EXERCISE INSTRUCTIONS
Would you write out all of the records that follow, exactly as they stand?

Excerpts from an interface dataset
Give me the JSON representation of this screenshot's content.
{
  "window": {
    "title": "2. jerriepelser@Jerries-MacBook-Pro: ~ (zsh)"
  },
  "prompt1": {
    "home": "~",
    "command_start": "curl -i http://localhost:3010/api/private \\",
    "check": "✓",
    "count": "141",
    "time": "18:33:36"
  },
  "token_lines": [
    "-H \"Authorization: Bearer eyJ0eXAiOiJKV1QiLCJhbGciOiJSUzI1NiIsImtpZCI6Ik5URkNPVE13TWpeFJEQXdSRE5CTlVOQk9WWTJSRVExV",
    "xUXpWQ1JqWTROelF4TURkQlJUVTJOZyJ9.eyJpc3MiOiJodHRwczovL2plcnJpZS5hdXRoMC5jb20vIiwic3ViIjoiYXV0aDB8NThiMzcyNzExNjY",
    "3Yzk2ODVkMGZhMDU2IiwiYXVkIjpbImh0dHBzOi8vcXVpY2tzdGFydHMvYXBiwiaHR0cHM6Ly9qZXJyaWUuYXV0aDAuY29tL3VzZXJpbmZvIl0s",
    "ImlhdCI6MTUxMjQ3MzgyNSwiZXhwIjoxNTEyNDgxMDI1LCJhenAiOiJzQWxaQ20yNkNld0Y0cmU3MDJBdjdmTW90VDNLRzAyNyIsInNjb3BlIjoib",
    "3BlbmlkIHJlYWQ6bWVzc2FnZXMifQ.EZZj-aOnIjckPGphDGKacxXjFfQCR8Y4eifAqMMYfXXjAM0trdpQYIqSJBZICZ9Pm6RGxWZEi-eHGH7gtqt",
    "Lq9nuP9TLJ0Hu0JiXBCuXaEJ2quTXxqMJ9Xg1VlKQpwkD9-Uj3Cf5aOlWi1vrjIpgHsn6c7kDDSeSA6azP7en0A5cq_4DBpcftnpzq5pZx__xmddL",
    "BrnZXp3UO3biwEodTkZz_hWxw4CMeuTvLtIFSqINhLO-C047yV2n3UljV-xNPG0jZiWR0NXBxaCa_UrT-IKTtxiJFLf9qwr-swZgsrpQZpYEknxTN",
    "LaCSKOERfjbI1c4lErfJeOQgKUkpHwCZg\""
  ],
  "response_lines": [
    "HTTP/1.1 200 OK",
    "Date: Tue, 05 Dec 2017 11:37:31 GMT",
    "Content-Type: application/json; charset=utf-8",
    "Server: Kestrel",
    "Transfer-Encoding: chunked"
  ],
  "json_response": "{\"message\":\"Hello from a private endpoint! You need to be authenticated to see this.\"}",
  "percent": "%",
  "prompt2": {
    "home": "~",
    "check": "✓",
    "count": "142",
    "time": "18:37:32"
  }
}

RESPONSE
Give me the JSON representation of this screenshot's content.
{
  "window": {
    "title": "2. jerriepelser@Jerries-MacBook-Pro: ~ (zsh)"
  },
  "prompt1": {
    "home": "~",
    "command_start": "curl -i http://localhost:3010/api/private \\",
    "check": "✓",
    "count": "141",
    "time": "18:33:36"
  },
  "token_lines": [
    "-H \"Authorization: Bearer eyJ0eXAiOiJKV1QiLCJhbGciOiJSUzI1NiIsImtpZCI6Ik5URkNPVE13TWpeFJEQXdSRE5CTlVOQk9WWTJSRVExV",
    "xUXpWQ1JqWTROelF4TURkQlJUVTJOZyJ9.eyJpc3MiOiJodHRwczovL2plcnJpZS5hdXRoMC5jb20vIiwic3ViIjoiYXV0aDB8NThiMzcyNzExNjY",
    "3Yzk2ODVkMGZhMDU2IiwiYXVkIjpbImh0dHBzOi8vcXVpY2tzdGFydHMvYXBiwiaHR0cHM6Ly9qZXJyaWUuYXV0aDAuY29tL3VzZXJpbmZvIl0s",
    "ImlhdCI6MTUxMjQ3MzgyNSwiZXhwIjoxNTEyNDgxMDI1LCJhenAiOiJzQWxaQ20yNkNld0Y0cmU3MDJBdjdmTW90VDNLRzAyNyIsInNjb3BlIjoib",
    "3BlbmlkIHJlYWQ6bWVzc2FnZXMifQ.EZZj-aOnIjckPGphDGKacxXjFfQCR8Y4eifAqMMYfXXjAM0trdpQYIqSJBZICZ9Pm6RGxWZEi-eHGH7gtqt",
    "Lq9nuP9TLJ0Hu0JiXBCuXaEJ2quTXxqMJ9Xg1VlKQpwkD9-Uj3Cf5aOlWi1vrjIpgHsn6c7kDDSeSA6azP7en0A5cq_4DBpcftnpzq5pZx__xmddL",
    "BrnZXp3UO3biwEodTkZz_hWxw4CMeuTvLtIFSqINhLO-C047yV2n3UljV-xNPG0jZiWR0NXBxaCa_UrT-IKTtxiJFLf9qwr-swZgsrpQZpYEknxTN",
    "LaCSKOERfjbI1c4lErfJeOQgKUkpHwCZg\""
  ],
  "response_lines": [
    "HTTP/1.1 200 OK",
    "Date: Tue, 05 Dec 2017 11:37:31 GMT",
    "Content-Type: application/json; charset=utf-8",
    "Server: Kestrel",
    "Transfer-Encoding: chunked"
  ],
  "json_response": "{\"message\":\"Hello from a private endpoint! You need to be authenticated to see this.\"}",
  "percent": "%",
  "prompt2": {
    "home": "~",
    "check": "✓",
    "count": "142",
    "time": "18:37:32"
  }
}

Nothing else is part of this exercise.